At a crossroads between family planning

Jackie Au 


Nestled in a quiet and historic Uptown Whittier street corner, Planned Parenthood of Whittier provides family planning services to thousands of women every year. With discreet window shading and security-enforced entrances, the building does not seem to be the most welcoming. Yet upon entering, posters with slogans such as: “No judgment. Just Care” and “We’re here for you. Our doors are open” line the walls, alongside various pride flags. The corner next to the front desk is flanked with pamphlets on various sexual health dilemmas and their treatments, as well as resources on birth control and family planning.

The clinic provides women and men with access to vital family-care options such as free STD checks, pregnancy tests, abortions, screening for different cancers, and assistance with child care. However, before even entering the clinic, or even entering the parking lot for that matter, a small, old building across the street catches the eye.

Less than 100 feet away from the Planned Parenthood is the Whittier Life Center. It has the feel of a Planned Parenthood that has been left in the sun too long. Signs line the windows of the dilapidated building with faded images of happy families and smiling babies. Baby jumpers, with cute blue letters on them spell out the words “Choose Life.” A number for a pregnancy hotline is plastered on the side of the building, but no one seems to be inside, and, in fact, no one is. At least, not until an appointment is made.

The pregnancy hotline number works, and a friendly female voice belonging to a woman named Peggy picks up on the other end. She explains that her mother founded these clinics in 1971. Peggy’s demeanor was pleasant and caring. She informed me that there are two of these centers in Whittier. Peggy wanted to know if I was pregnant, and she seemed thrilled to hear that I was not and at little risk of that. 

She seemed thrilled to hear that, though her tone became a little less welcoming when I told her who I worked for and why I was calling. After I assured her that I simply wanted to know more about what she and her center do, she hesitantly agreed to speak.

Some advocates for women’s health contend that crisis pregnancy centers such as these are misleading. Facilities such as the Whittier Life Center may, at first glance, seem like a women’s health clinic, but, as Peggy explained, they bill themselves as “Pregnancy Counseling Centers” and “Crisis Pregnancy Centers.” Although they advertise free pregnancy tests, they only provide the test kits. They do not administer them at the center. Primarily, they seek to persuade women to making decisions that, according to Peggy, “both the woman and the child can live with.”

Oftentimes, these centers are headed by untrained individuals who are not doctors or nurses.

End The Lies, an advocacy organization run by Pro-Choice America seeks to provide transparency about “the more than 2,700 fake women’s health centers across the country [that] intentionally mislead and deceive pregnant women and families.” The Whittier Life Center is a recorded fake clinic by the organization. 

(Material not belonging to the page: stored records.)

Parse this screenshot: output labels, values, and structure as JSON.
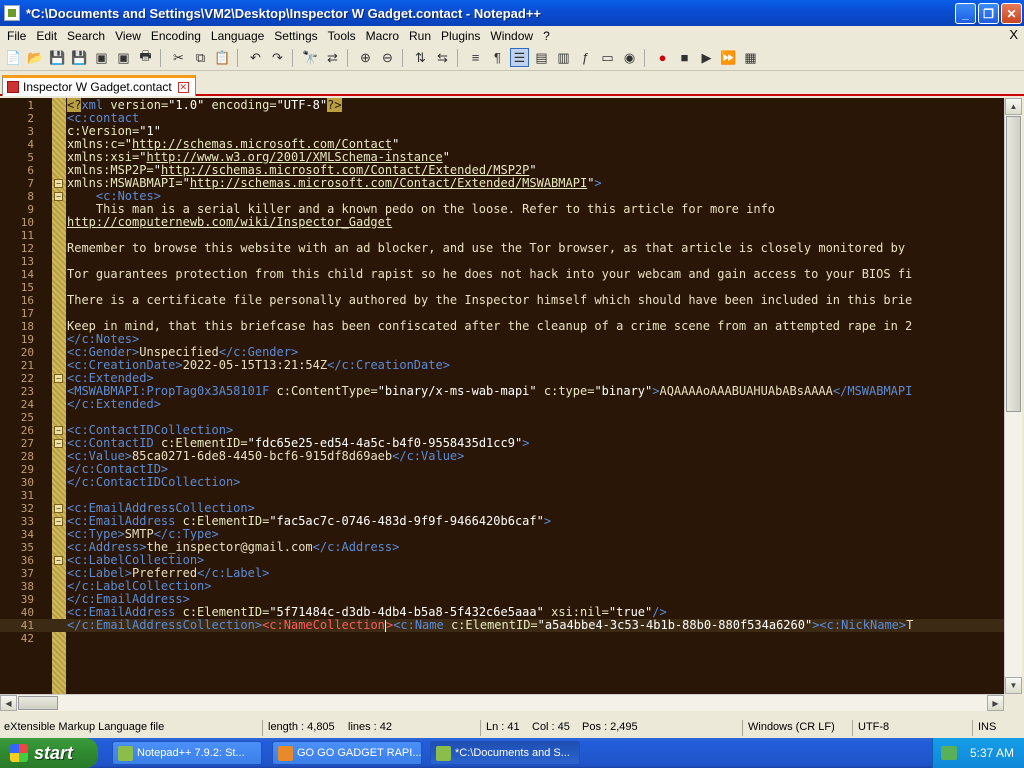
{
  "window": {
    "title": "*C:\\Documents and Settings\\VM2\\Desktop\\Inspector W Gadget.contact - Notepad++"
  },
  "menu": [
    "File",
    "Edit",
    "Search",
    "View",
    "Encoding",
    "Language",
    "Settings",
    "Tools",
    "Macro",
    "Run",
    "Plugins",
    "Window",
    "?"
  ],
  "menu_close": "X",
  "tab": {
    "label": "Inspector W Gadget.contact"
  },
  "code_lines": [
    {
      "n": "1",
      "fold": "",
      "html": "<span class=\"pi\">&lt;?</span><span class=\"t\">xml</span> <span class=\"a\">version=</span><span class=\"v\">\"1.0\"</span> <span class=\"a\">encoding=</span><span class=\"v\">\"UTF-8\"</span><span class=\"pi\">?&gt;</span>"
    },
    {
      "n": "2",
      "fold": "",
      "html": "<span class=\"t\">&lt;c:contact</span>"
    },
    {
      "n": "3",
      "fold": "",
      "html": "<span class=\"a\">c:Version=</span><span class=\"v\">\"1\"</span>"
    },
    {
      "n": "4",
      "fold": "",
      "html": "<span class=\"a\">xmlns:c=</span><span class=\"v\">\"<span class=\"l\">http://schemas.microsoft.com/Contact</span>\"</span>"
    },
    {
      "n": "5",
      "fold": "",
      "html": "<span class=\"a\">xmlns:xsi=</span><span class=\"v\">\"<span class=\"l\">http://www.w3.org/2001/XMLSchema-instance</span>\"</span>"
    },
    {
      "n": "6",
      "fold": "",
      "html": "<span class=\"a\">xmlns:MSP2P=</span><span class=\"v\">\"<span class=\"l\">http://schemas.microsoft.com/Contact/Extended/MSP2P</span>\"</span>"
    },
    {
      "n": "7",
      "fold": "-",
      "html": "<span class=\"a\">xmlns:MSWABMAPI=</span><span class=\"v\">\"<span class=\"l\">http://schemas.microsoft.com/Contact/Extended/MSWABMAPI</span>\"</span><span class=\"t\">&gt;</span>"
    },
    {
      "n": "8",
      "fold": "-",
      "html": "    <span class=\"t\">&lt;c:Notes&gt;</span>"
    },
    {
      "n": "9",
      "fold": "",
      "html": "<span class=\"txt\">    This man is a serial killer and a known pedo on the loose. Refer to this article for more info</span>"
    },
    {
      "n": "10",
      "fold": "",
      "html": "<span class=\"l\">http://computernewb.com/wiki/Inspector_Gadget</span>"
    },
    {
      "n": "11",
      "fold": "",
      "html": ""
    },
    {
      "n": "12",
      "fold": "",
      "html": "<span class=\"txt\">Remember to browse this website with an ad blocker, and use the Tor browser, as that article is closely monitored by</span>"
    },
    {
      "n": "13",
      "fold": "",
      "html": ""
    },
    {
      "n": "14",
      "fold": "",
      "html": "<span class=\"txt\">Tor guarantees protection from this child rapist so he does not hack into your webcam and gain access to your BIOS fi</span>"
    },
    {
      "n": "15",
      "fold": "",
      "html": ""
    },
    {
      "n": "16",
      "fold": "",
      "html": "<span class=\"txt\">There is a certificate file personally authored by the Inspector himself which should have been included in this brie</span>"
    },
    {
      "n": "17",
      "fold": "",
      "html": ""
    },
    {
      "n": "18",
      "fold": "",
      "html": "<span class=\"txt\">Keep in mind, that this briefcase has been confiscated after the cleanup of a crime scene from an attempted rape in 2</span>"
    },
    {
      "n": "19",
      "fold": "",
      "html": "<span class=\"t\">&lt;/c:Notes&gt;</span>"
    },
    {
      "n": "20",
      "fold": "",
      "html": "<span class=\"t\">&lt;c:Gender&gt;</span><span class=\"txt\">Unspecified</span><span class=\"t\">&lt;/c:Gender&gt;</span>"
    },
    {
      "n": "21",
      "fold": "",
      "html": "<span class=\"t\">&lt;c:CreationDate&gt;</span><span class=\"txt\">2022-05-15T13:21:54Z</span><span class=\"t\">&lt;/c:CreationDate&gt;</span>"
    },
    {
      "n": "22",
      "fold": "-",
      "html": "<span class=\"t\">&lt;c:Extended&gt;</span>"
    },
    {
      "n": "23",
      "fold": "",
      "html": "<span class=\"t\">&lt;MSWABMAPI:PropTag0x3A58101F</span> <span class=\"a\">c:ContentType=</span><span class=\"v\">\"binary/x-ms-wab-mapi\"</span> <span class=\"a\">c:type=</span><span class=\"v\">\"binary\"</span><span class=\"t\">&gt;</span><span class=\"txt\">AQAAAAoAAABUAHUAbABsAAAA</span><span class=\"t\">&lt;/MSWABMAPI</span>"
    },
    {
      "n": "24",
      "fold": "",
      "html": "<span class=\"t\">&lt;/c:Extended&gt;</span>"
    },
    {
      "n": "25",
      "fold": "",
      "html": ""
    },
    {
      "n": "26",
      "fold": "-",
      "html": "<span class=\"t\">&lt;c:ContactIDCollection&gt;</span>"
    },
    {
      "n": "27",
      "fold": "-",
      "html": "<span class=\"t\">&lt;c:ContactID</span> <span class=\"a\">c:ElementID=</span><span class=\"v\">\"fdc65e25-ed54-4a5c-b4f0-9558435d1cc9\"</span><span class=\"t\">&gt;</span>"
    },
    {
      "n": "28",
      "fold": "",
      "html": "<span class=\"t\">&lt;c:Value&gt;</span><span class=\"txt\">85ca0271-6de8-4450-bcf6-915df8d69aeb</span><span class=\"t\">&lt;/c:Value&gt;</span>"
    },
    {
      "n": "29",
      "fold": "",
      "html": "<span class=\"t\">&lt;/c:ContactID&gt;</span>"
    },
    {
      "n": "30",
      "fold": "",
      "html": "<span class=\"t\">&lt;/c:ContactIDCollection&gt;</span>"
    },
    {
      "n": "31",
      "fold": "",
      "html": ""
    },
    {
      "n": "32",
      "fold": "-",
      "html": "<span class=\"t\">&lt;c:EmailAddressCollection&gt;</span>"
    },
    {
      "n": "33",
      "fold": "-",
      "html": "<span class=\"t\">&lt;c:EmailAddress</span> <span class=\"a\">c:ElementID=</span><span class=\"v\">\"fac5ac7c-0746-483d-9f9f-9466420b6caf\"</span><span class=\"t\">&gt;</span>"
    },
    {
      "n": "34",
      "fold": "",
      "html": "<span class=\"t\">&lt;c:Type&gt;</span><span class=\"txt\">SMTP</span><span class=\"t\">&lt;/c:Type&gt;</span>"
    },
    {
      "n": "35",
      "fold": "",
      "html": "<span class=\"t\">&lt;c:Address&gt;</span><span class=\"txt\">the_inspector@gmail.com</span><span class=\"t\">&lt;/c:Address&gt;</span>"
    },
    {
      "n": "36",
      "fold": "-",
      "html": "<span class=\"t\">&lt;c:LabelCollection&gt;</span>"
    },
    {
      "n": "37",
      "fold": "",
      "html": "<span class=\"t\">&lt;c:Label&gt;</span><span class=\"txt\">Preferred</span><span class=\"t\">&lt;/c:Label&gt;</span>"
    },
    {
      "n": "38",
      "fold": "",
      "html": "<span class=\"t\">&lt;/c:LabelCollection&gt;</span>"
    },
    {
      "n": "39",
      "fold": "",
      "html": "<span class=\"t\">&lt;/c:EmailAddress&gt;</span>"
    },
    {
      "n": "40",
      "fold": "",
      "html": "<span class=\"t\">&lt;c:EmailAddress</span> <span class=\"a\">c:ElementID=</span><span class=\"v\">\"5f71484c-d3db-4db4-b5a8-5f432c6e5aaa\"</span> <span class=\"a\">xsi:nil=</span><span class=\"v\">\"true\"</span><span class=\"t\">/&gt;</span>"
    },
    {
      "n": "41",
      "fold": "",
      "html": "<span class=\"t\">&lt;/c:EmailAddressCollection&gt;</span><span class=\"nc\">&lt;c:NameCollection</span><span class=\"caret\"></span><span class=\"nc\">&gt;</span><span class=\"t\">&lt;c:Name</span> <span class=\"a\">c:ElementID=</span><span class=\"v\">\"a5a4bbe4-3c53-4b1b-88b0-880f534a6260\"</span><span class=\"t\">&gt;&lt;c:NickName&gt;</span><span class=\"txt\">T</span>"
    },
    {
      "n": "42",
      "fold": "",
      "html": ""
    }
  ],
  "status": {
    "filetype": "eXtensible Markup Language file",
    "length": "length : 4,805",
    "lines": "lines : 42",
    "ln": "Ln : 41",
    "col": "Col : 45",
    "pos": "Pos : 2,495",
    "eol": "Windows (CR LF)",
    "encoding": "UTF-8",
    "mode": "INS"
  },
  "taskbar": {
    "start": "start",
    "tasks": [
      {
        "label": "Notepad++ 7.9.2: St...",
        "active": false
      },
      {
        "label": "GO GO GADGET RAPI...",
        "active": false
      },
      {
        "label": "*C:\\Documents and S...",
        "active": true
      }
    ],
    "clock": "5:37 AM"
  }
}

According to, “These are facilities that claim to offer pregnancy-related health care and medical services, but prey on women at a vulnerable moment in their lives by pushing medically inaccurate information, using deceptive advertising, running misleading websites, and engaging in a variety of other dishonest tactics to lure women seeking care and information about their full range of healthcare options into visiting these facilities.”

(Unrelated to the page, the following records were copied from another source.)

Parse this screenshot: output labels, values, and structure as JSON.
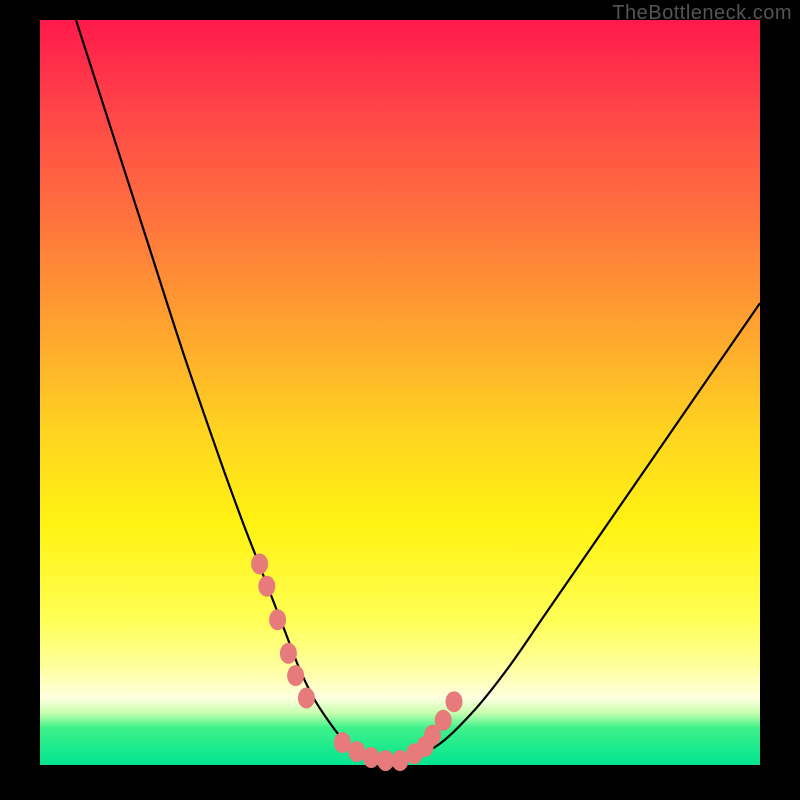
{
  "watermark": "TheBottleneck.com",
  "colors": {
    "gradient_top": "#ff1a4b",
    "gradient_bottom": "#00e590",
    "marker": "#e77a7a",
    "curve": "#000000",
    "frame": "#000000"
  },
  "chart_data": {
    "type": "line",
    "title": "",
    "xlabel": "",
    "ylabel": "",
    "xlim": [
      0,
      100
    ],
    "ylim": [
      0,
      100
    ],
    "series": [
      {
        "name": "bottleneck-curve",
        "x": [
          5,
          10,
          15,
          20,
          25,
          28,
          30,
          32,
          34,
          36,
          38,
          40,
          42,
          44,
          46,
          48,
          50,
          55,
          60,
          65,
          70,
          75,
          80,
          85,
          90,
          95,
          100
        ],
        "y": [
          100,
          85,
          70,
          55,
          41,
          33,
          28,
          23,
          18,
          13,
          9,
          6,
          3.5,
          2,
          1.2,
          0.6,
          0.6,
          2.5,
          7,
          13,
          20,
          27,
          34,
          41,
          48,
          55,
          62
        ]
      }
    ],
    "markers": {
      "name": "highlight-points",
      "x": [
        30.5,
        31.5,
        33,
        34.5,
        35.5,
        37,
        42,
        44,
        46,
        48,
        50,
        52,
        53.5,
        54.5,
        56,
        57.5
      ],
      "y": [
        27,
        24,
        19.5,
        15,
        12,
        9,
        3,
        1.8,
        1,
        0.6,
        0.6,
        1.5,
        2.5,
        4,
        6,
        8.5
      ]
    }
  }
}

Peggy, however, appeared to be very upfront about the reality that the Whittier Life Center was not a clinic. As the conversation continued, though, she started to speak of medical “facts” such as birth control not being effective and that, during a pregnancy, an embryo’s heart starts to beat even before a woman’s period is missed.

The presence of the Planned Parenthood and the Whittier Life Center across the street from each other is a coincidence with a tinge of irony. Planned Parenthood — being a taxpayer-subsidized program — had more hoops to jump through in order to get information than did Whittier Life Center. When I entered Planned Parenthood, a pleasant lady behind the front desk said that they could not make any official statements. When asked about the Whittier Life Center across the street, the woman paused and shook her head. She, along with a co-worker who happened by as we were conversing, said the operation was “bull” and a fake health clinic. Both agreed that it can be dangerous for women who are in need of real care and medical attention.

Nor is Whittier Life Center’s Peggy a huge fan of Planned Parenthood. Peggy wanted to make it clear that a heartbeat is heard as early as 18 days after conception, and that adoption is a loveable option. According to, an embryo’s heart is developed by weeks four to five of pregnancy, while most legitimate medical sources agree that a heartbeat isn’t discernible until several weeks later.

Peggy also recommended some “must-see” movies on the issue of abortion. She would not speak about what happened in an actual consultation, as I was not pregnant. Instead, she spoke of marches for life that the center hosts. Peggy said the Whittier Life Center is funded through donations from churches and individuals. I asked how women hear about her center, and she told me they are often referred by their local churches, friends, or family.

We talked for awhile and, eventually, the conversation wound its way to my feelings about abortion. I told Peggy I thought the choice should be up to women, not the government. I told her of my friend who got pregnant as a teen and had an abortion. She ended up going to New York University. Peggy told me about the 13 – 14 year olds whom she had helped convince to maintain their pregnancies. I wondered how they were doing.